People that are outcast, excluded, reviled because they are the wrong race or the wrong gender? Jesus spends time with them. Speaks with them. Eats with them. They are not beneath his presence.

Notice what Jesus says in Mark. What is the good news? “The Kingdom of God has come near.” “Repent and believe that God is here with you, among you. God is near.”

How do we change the things we see in the world that are wrong? There are a multitude of ways, I’m sure. In one way or another, don’t most methods for change involve using our voice?

How do we make change?
-Vote. That’s a form of speech, isn’t it?
-With our money, we fund efforts with goals similar to ours “put your money where? Where your mouth is.” Is that a form of speech?
-We speak. Online, through letters, in person (such as at a city council meeting or    a Congress member’s office. Or to a family member or loved one in need of help.)
-And sometimes, we tell stories. The Emperor is a pompous jerk? Tell the story of his “New Clothes”
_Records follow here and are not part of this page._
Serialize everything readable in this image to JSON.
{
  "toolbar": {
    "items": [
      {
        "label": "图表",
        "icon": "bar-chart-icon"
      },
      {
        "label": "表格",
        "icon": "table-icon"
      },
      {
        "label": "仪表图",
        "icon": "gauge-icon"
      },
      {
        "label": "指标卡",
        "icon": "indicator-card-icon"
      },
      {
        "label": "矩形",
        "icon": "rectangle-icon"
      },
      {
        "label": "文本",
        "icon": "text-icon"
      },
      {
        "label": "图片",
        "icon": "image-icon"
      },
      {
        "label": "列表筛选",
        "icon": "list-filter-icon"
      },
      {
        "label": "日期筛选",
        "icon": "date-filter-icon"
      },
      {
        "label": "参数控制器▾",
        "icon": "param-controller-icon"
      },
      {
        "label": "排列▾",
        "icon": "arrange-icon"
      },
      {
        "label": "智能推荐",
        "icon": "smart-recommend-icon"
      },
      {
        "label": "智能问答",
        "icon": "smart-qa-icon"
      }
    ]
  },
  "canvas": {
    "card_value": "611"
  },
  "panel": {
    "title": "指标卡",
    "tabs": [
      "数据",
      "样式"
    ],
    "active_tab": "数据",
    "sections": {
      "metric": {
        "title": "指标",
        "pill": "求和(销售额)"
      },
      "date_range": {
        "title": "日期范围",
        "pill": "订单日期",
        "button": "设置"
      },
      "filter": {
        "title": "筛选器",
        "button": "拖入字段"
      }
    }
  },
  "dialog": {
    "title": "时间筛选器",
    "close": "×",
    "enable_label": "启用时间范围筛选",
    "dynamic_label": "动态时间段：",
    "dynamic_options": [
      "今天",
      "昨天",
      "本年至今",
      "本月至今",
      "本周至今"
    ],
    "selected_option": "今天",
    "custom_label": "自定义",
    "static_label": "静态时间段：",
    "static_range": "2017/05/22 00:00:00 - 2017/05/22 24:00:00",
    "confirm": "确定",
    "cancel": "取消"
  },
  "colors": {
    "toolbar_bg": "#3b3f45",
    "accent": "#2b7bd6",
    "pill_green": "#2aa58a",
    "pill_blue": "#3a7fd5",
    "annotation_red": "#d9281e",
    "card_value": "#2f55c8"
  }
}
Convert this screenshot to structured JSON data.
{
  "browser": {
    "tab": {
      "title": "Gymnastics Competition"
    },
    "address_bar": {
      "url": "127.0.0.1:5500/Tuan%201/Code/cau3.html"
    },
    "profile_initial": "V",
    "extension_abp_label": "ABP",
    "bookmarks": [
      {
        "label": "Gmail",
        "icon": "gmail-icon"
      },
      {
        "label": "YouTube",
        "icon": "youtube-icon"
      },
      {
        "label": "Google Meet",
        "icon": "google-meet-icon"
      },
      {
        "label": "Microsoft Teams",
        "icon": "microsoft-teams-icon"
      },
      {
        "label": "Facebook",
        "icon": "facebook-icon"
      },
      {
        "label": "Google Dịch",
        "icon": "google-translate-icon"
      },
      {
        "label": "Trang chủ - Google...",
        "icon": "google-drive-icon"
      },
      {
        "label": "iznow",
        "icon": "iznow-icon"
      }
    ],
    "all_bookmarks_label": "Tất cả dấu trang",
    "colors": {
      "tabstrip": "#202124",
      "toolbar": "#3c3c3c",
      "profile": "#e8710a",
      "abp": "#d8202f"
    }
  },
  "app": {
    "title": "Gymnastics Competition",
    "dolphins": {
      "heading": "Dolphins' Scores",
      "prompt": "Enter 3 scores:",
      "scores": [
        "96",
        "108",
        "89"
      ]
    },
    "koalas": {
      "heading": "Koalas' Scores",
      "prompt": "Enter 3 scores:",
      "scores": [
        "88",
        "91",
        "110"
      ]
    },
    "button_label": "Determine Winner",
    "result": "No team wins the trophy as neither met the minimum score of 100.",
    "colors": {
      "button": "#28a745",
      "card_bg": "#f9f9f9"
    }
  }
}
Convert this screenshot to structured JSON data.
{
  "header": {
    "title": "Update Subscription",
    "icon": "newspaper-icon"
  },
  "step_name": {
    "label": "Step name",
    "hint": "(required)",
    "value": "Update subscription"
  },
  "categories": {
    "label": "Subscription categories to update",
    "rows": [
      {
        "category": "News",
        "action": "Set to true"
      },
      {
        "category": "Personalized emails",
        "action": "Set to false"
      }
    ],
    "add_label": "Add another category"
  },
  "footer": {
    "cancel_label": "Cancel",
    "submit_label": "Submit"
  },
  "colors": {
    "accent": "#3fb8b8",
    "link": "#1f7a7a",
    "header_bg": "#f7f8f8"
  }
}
People trying to limit God’s grace? Trying to keep God for themselves? Insisting that God’s favor is ONLY for them? – Tell the story of Jonah. But remember, sometimes we’re those people. At least I know I am. So then we tell the story of Jesus. God draws near.

If we are to learn from Jonah, if we are to follow Jesus, then today we need to say to any whom the church has made unwelcome, to any the church has made to feel unwelcome, unworthy, or unloved… to them Jesus through words and actions says, God draws near to you.

Can there be any doubt that those who currently hear that message of being unwelcome and unworthy more than any others right now are our gay sisters and brothers? If we are to learn from Jonah, if we are to follow Jesus today, then to our gay sisters and brothers we must say we repent of our lack of love. To them we must say, God draws near to you.

But Jonah teaches me something else too: sometimes we’re the ones limiting God’s grace. At least I know I am. So again we tell the story of Jesus: God draws near.

Who are the Ninevites in your life? Really consider that: who do you despise? Who do you want to see “get what’s coming to them”?

The word I hear from God through Jonah and Jesus is: whoever your Ninevites are, this week, go and tell them ‘God draws near to you.’ Find out how speaking those words changes them. Find out how speaking those words changes you; changes me; changes us. Amen.